It can be risky to offer the target of a journalistic attack-piece an entire weekend to respond to questions.
On Friday, Matthew Prince, the CEO of CloudFare, which offers free and commercial cloud-based services to accelerate websites, posted an email he’d received from James Cook, a reporter at European tech blog, the Kernel.
Although Cook’s story was not due to publish until Monday, it was clear from his questions that the focus of the piece would be one of CloudFlare’s customers, which Prince describes as a site that “advocates for Chechen independence.” According to Prince’s post, entitled “CloudFlare and free speech,” Cook’s inflammatory questions included…
Do you support campaigns of murder and terror waged [by some controversial group]? If not, why would you allow such hateful material to be protected by your services?
Prince responded that “CloudFlare’s mission is to build a better web.
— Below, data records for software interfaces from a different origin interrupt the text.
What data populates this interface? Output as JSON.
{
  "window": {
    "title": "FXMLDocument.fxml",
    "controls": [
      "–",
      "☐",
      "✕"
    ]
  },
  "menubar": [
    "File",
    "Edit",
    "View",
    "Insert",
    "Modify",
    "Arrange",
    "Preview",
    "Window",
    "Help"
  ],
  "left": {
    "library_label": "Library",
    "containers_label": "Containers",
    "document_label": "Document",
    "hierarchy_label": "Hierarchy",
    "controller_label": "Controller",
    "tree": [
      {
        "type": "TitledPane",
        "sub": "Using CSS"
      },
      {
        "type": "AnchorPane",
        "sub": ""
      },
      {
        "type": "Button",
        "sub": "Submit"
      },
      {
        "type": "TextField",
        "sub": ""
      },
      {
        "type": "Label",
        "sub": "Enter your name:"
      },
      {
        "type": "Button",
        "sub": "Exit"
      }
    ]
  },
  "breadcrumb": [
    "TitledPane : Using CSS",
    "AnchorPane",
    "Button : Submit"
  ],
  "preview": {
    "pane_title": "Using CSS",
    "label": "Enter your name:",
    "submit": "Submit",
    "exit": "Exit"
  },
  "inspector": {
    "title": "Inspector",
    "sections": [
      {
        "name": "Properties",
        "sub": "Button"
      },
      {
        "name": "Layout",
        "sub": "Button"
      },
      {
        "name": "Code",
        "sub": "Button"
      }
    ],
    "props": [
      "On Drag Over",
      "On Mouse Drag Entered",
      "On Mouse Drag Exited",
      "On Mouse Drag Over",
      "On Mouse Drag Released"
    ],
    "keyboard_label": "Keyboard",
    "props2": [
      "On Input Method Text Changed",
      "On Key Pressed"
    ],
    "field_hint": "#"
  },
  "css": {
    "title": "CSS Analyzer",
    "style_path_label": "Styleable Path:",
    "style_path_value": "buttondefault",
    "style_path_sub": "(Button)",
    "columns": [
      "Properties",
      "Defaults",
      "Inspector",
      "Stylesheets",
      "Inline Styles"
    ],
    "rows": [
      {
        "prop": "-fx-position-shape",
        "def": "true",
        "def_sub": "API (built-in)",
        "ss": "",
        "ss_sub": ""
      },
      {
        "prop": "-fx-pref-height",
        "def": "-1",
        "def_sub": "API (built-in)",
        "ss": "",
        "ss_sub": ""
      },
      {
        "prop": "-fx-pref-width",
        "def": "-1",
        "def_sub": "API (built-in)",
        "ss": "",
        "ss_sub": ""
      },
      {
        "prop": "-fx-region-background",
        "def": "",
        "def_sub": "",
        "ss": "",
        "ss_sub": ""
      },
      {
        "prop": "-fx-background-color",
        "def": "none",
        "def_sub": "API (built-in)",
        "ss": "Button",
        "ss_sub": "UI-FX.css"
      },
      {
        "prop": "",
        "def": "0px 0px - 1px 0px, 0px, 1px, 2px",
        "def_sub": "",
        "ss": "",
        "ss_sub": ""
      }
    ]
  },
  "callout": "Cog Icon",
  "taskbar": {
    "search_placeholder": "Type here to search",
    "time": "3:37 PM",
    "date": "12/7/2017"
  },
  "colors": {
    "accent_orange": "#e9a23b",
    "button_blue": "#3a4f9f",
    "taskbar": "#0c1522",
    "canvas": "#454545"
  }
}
Inherently, there will be things on our network that make us uncomfortable.” But, he added: “We will continue to abide by the law, serve all customers, and hold consistently to a belief that our proper role is not that of Internet censor.”
Prince also linked to a Guardian report concerning the Kernel’s shuttering in March, a move that — combined with his decision to refer to Cook as a “blogger” — prompted the Kernel to expand its story to focus more specifically on CloudFlare, Cook told PandoDaily via email.
The site in question, which Prince declined to name on the record because of a CloudFlare policy against confirming users to the media without permission, has reportedly been connected to Boston Marathon bombing suspect Dzhokhar Tsarnaev. Kernel editor-in-chief Milo Yiannopoulos says that CloudFlare is just one of the companies the Kernel attempted to contact regarding the story — “two hosting companies” are said to have been contacted regarding their involvement with the site in question.
Prince says that CloudFlare, like other companies, does not monitor every website or request that uses its service — nor should it. “I just don’t think that any technology provider, when they are in a position to shutdown an entire medium, that they should be doing that,” he says. “That is a long-term risk both to the medium and to a free exchange of ideas.”
The sentiment echoes one expressed by the Electronic Frontier Foundation (EFF) in September 2012 following YouTube’s decision not to block a video showing clips from “The Innocence of Muslims,” an “an anti-Islamic film that depicts Prophet Mohammed as a philanderer who approves of child abuse,” outside of Egypt and Libya.
“Once YouTube has made the decision to pro-actively censor its content, they start down a slippery slope that ends in YouTube Knows Best moral policing of every video on their site,” the EFF wrote on its blog. It continued:
It is disappointing to see YouTube turn its back on policies that have allowed it to become a such a strong platform for freedom of expression. We hope that this new-found enthusiasm for pro-active censorship is a temporary aberration rather than a sign of things to come.
Capitulating to calls for a piece of content — a video, a website, a tweet — to be taken down is not unheard of, however.
In 2010, Amazon removed WikiLeaks, a self-described “not-for-profit media organization” said to be in possession of more than one million classified documents, from its cloud hosting service. The act, praised by government officials who wished to block access to WikiLeaks’ website, was seen by some as a signal of the power government agencies and private companies have over free speech on the Internet.
Reached by email, Yiannopoulos told PandoDaily:
The focus of the report, of which the CloudFlare story is one part, is technology companies who support terrorist activity through a naive commitment to “free speech”. We think the site in question goes way over the line and that CloudFlare’s support of it is outrageous. Their claim that CloudFlare is somehow insignificant to the site in question does not bear scrutiny: during the repeated DDoS attacks on the site in question, CloudFlare is the only thing keeping it online. Further, as a CDN, an argument could be made that CloudFlare is itself republishing potentially illegal material and directly assisting in the planning of attacks on US soil and the spread of radical Islamism.
Although the Kernel is still showing a pre-launch countdown page, a draft of Cook’s article was available online on Sunday evening simply by viewing the source code of this page, which had already been indexed by Google. In the draft, Cook identifies the site in question as belonging to “The Kavkaz Center” and describes CloudFlare as “The Terrorists’ Little Helper.”
[Image via Tunafishy]